But when a thing has been done a certain way for a long time, resisting change can be a reflexive instinct, and the powerful interests of the status quo are hard to move. It was never in George Orwell's interest to suppress paperback books – he was wrong about that.
And despite what some would have you believe, authors are not united on this issue. When the Authors Guild recently wrote on this, they titled their post: "Amazon-Hachette Debate Yields Diverse Opinions Among Authors" (the comments to this post are worth a read). A petition started by another group of authors and aimed at Hachette, titled "Stop Fighting Low Prices and Fair Wages," garnered over 7,600 signatures. And there are myriad articles and posts, by authors and readers alike, supporting us in our effort to keep prices low and build a healthy reading culture. Author David Gaughran's recent interview is another piece worth reading.
We recognize that writers reasonably want to be left out of a dispute between large companies. Some have suggested that we "just talk." We tried that. Hachette spent three months stonewalling and only grudgingly began to even acknowledge our concerns when we took action to reduce sales of their titles in our store. Since then Amazon has made three separate offers to Hachette to take authors out of the middle. We first suggested that we (Amazon and Hachette) jointly make author royalties whole during the term of the dispute. Then we suggested that authors receive 100% of all sales of their titles until this dispute is resolved. Then we suggested that we would return to normal business operations if Amazon and Hachette's normal share of revenue went to a literacy charity. But Hachette, and their parent company Lagardere, have quickly and repeatedly dismissed these offers even though e-books represent 1% of their revenues and they could easily agree to do so. They believe they get leverage from keeping their authors in the middle.
We will never give up our fight for reasonable e-book prices. We know making books more affordable is good for book culture. We'd like your help. Please email Hachette and copy us.
Hachette CEO, Michael Pietsch: Michael.Pietsch@hbgusa.com
Copy us at: firstname.lastname@example.org
Please consider including these points:
- We have noted your illegal collusion. Please stop working so hard to overcharge for ebooks. They can and should be less expensive.
- Lowering e-book prices will help – not hurt – the reading culture, just like paperbacks did.
- Stop using your authors as leverage and accept one of Amazon's offers to take them out of the middle.
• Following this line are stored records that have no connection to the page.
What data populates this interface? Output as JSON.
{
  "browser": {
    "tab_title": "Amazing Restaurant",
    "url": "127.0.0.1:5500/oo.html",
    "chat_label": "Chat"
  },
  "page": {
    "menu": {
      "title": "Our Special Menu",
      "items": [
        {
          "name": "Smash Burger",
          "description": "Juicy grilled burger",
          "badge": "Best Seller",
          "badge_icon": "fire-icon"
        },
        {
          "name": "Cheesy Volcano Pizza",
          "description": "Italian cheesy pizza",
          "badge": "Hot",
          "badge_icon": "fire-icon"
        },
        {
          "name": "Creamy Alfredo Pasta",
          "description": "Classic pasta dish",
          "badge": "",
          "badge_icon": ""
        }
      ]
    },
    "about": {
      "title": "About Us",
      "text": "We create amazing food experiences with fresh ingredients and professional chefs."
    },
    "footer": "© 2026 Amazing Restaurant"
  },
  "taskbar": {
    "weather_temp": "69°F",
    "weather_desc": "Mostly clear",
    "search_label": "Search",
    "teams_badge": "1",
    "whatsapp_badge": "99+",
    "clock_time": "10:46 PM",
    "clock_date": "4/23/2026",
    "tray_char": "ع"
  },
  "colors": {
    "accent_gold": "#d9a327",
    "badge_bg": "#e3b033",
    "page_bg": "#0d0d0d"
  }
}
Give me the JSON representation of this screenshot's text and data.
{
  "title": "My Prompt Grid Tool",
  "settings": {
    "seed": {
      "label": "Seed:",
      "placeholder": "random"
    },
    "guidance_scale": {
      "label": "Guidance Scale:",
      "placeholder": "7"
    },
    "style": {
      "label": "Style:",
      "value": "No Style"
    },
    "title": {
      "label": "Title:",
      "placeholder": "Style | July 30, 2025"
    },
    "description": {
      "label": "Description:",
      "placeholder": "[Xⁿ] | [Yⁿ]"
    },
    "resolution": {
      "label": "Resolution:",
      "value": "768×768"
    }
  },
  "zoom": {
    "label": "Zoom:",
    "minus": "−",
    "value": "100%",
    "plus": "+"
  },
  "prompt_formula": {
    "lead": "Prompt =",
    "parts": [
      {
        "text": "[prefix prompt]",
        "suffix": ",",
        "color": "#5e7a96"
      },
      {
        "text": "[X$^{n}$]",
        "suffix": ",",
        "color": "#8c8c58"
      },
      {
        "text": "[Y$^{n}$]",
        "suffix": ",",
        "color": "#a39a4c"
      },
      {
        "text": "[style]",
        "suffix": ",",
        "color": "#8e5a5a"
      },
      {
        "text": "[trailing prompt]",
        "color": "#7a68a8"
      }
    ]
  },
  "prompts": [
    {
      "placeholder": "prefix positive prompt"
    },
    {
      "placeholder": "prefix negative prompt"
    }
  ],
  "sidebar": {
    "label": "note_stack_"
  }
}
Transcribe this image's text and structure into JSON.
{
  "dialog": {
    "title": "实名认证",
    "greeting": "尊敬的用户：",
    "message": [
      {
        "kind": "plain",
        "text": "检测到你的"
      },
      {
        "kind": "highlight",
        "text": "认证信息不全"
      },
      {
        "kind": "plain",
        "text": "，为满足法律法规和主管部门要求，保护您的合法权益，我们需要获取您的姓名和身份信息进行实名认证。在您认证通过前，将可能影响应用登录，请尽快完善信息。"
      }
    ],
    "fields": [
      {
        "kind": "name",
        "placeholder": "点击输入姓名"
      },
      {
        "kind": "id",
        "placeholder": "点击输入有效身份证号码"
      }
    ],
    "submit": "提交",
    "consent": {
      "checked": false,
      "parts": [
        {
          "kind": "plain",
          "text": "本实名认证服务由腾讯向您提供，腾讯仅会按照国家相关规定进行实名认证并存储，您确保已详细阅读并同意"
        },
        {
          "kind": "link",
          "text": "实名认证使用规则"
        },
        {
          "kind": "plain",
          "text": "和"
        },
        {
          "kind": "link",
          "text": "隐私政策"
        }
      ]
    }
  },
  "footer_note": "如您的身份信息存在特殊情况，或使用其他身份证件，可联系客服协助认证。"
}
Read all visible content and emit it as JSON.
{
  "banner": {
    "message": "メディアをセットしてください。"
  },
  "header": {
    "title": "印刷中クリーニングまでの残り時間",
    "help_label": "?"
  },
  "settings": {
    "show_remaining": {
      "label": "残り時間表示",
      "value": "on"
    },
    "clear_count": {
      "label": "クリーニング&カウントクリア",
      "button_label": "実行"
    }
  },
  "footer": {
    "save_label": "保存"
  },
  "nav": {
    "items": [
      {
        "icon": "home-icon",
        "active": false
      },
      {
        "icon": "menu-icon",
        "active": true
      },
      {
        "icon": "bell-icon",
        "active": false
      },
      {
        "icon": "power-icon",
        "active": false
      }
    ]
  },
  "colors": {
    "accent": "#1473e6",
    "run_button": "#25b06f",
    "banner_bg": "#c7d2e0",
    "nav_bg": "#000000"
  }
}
- Especially if you're an author yourself: Remind them that authors are not united on this issue.
Thanks for your support.
The Amazon Books Team
P.S. You can also find this letter at www.readersunited.com
I mean, the above is basically full-out crazy town. The George Orwell quote is wrong in that context ( and is extra hilarious because Amazon once deleted 1984 from Kindles), the harping about the judgment against Hachette sounds both gleeful and desperate and their math about e-book numbers have been called just plain wrong by a bunch of prominent authors.
This isn't the end of this fight and I'm sure it's bound to get even MORE insane. This is where we are right now. Negotiations between a top publisher and the behemoth that is Amazon have degraded so badly that Amazon is asking readers and self-published authors to cut off their noses to spite their faces and send mislead letters to a CEO. I just can't even.